A jury in Hammond, Ind.-based Lake Superior Court March 8 ruled in favor of Indian American cardiologist Dr. Arvind Gandhi and Munster, Ind.-based Community Hospital with respect to allegations the doctor unnecessarily implanted heart devices.
Plaintiff Ray Kammer, who alleged that in 2007 he was persuaded by Gandhi to have a cardiac defibrillator implanted, had been seeking more than $3 million in damages, according to an NWI Times report.
The plaintiff also claimed that the doctor did not have the proper training to perform the procedure, which was conducted at Community Hospital.
"We're pleased with the result. It took a long time but we think the jury made the right decision," said Edward Hearn, the attorney representing Community Hospital, according to the report.

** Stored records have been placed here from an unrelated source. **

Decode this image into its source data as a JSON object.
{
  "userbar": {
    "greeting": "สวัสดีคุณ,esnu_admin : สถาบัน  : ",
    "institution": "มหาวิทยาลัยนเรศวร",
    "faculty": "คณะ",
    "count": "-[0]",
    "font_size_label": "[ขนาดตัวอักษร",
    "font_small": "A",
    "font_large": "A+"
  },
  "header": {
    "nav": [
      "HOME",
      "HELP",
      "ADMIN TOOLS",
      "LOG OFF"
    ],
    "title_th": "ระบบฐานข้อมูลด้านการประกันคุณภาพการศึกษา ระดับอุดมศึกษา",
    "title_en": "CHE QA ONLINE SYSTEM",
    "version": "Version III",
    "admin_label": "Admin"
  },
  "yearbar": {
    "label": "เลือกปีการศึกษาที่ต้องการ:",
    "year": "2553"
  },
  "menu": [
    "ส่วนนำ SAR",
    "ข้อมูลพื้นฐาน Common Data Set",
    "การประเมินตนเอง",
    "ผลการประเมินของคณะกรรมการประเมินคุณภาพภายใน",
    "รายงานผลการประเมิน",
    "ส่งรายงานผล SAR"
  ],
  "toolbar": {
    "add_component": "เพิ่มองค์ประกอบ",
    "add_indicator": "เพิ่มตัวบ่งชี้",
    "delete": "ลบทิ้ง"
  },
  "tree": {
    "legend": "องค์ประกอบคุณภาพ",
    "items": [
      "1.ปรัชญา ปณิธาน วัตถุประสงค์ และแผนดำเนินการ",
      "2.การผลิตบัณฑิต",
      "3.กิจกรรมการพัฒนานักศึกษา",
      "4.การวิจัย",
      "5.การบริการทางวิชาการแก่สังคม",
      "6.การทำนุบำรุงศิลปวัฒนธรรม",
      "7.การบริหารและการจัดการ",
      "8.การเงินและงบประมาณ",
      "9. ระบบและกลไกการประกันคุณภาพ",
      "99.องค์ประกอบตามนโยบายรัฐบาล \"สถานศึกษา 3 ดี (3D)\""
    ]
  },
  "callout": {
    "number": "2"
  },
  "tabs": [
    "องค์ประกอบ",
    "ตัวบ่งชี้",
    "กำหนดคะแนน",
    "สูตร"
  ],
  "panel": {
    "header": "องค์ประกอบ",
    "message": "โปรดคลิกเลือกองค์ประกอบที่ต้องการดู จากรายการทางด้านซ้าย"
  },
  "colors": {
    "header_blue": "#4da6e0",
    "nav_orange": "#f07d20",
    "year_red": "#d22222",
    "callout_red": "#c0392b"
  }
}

The defense argued that Kammer was admitted with dangerously high blood pressure, his heart was enlarged, had decreased movement and was performing at 50 percent of normal functioning, the publication said.
After the implant was inserted, Kammer was discharged from the hospital diagnosed with malignant hypertension, congestive heart failure, chronic kidney disease, morbid obesity, sleep apnea and primary cardiomyopathy, it said.
"A two-week trial can be a lot for the jury to work through, but they did a great job and clearly understood that the physician and the hospital were not at fault," Hearn said in the report.
Gandhi testified earlier in the trial, according to NWI, that "The family was there — I talked to all of them.” He added, "I showed my severe concern about his health” and explained to them that Kammer was at risk of "sudden cardiac death."
Gandhi is a graduate of St. Xavier College and the Seth G.S. Medical School where he earned a medical degree. He did his residency at Grant Hospital of Chicago and at the Advocate Illinois Masonic Medical Center, as well as a Fellowship at Mt. Sinai Hospital Medical Center.
A recipient of Indiana and Illinois state medical licenses, Gandhi has been with the Cardiology Associates of Northwest Indiana since January 1981.
He has certifications from the American Board of Internal Medicine’s internal medicine and cardiovascular disease. Additionally, the Indian American has been a Fellow of the American College of Cardiology and received the Meaningful Use State 1 Certification from the Centers for Medicare and Medicaid Services in 2012.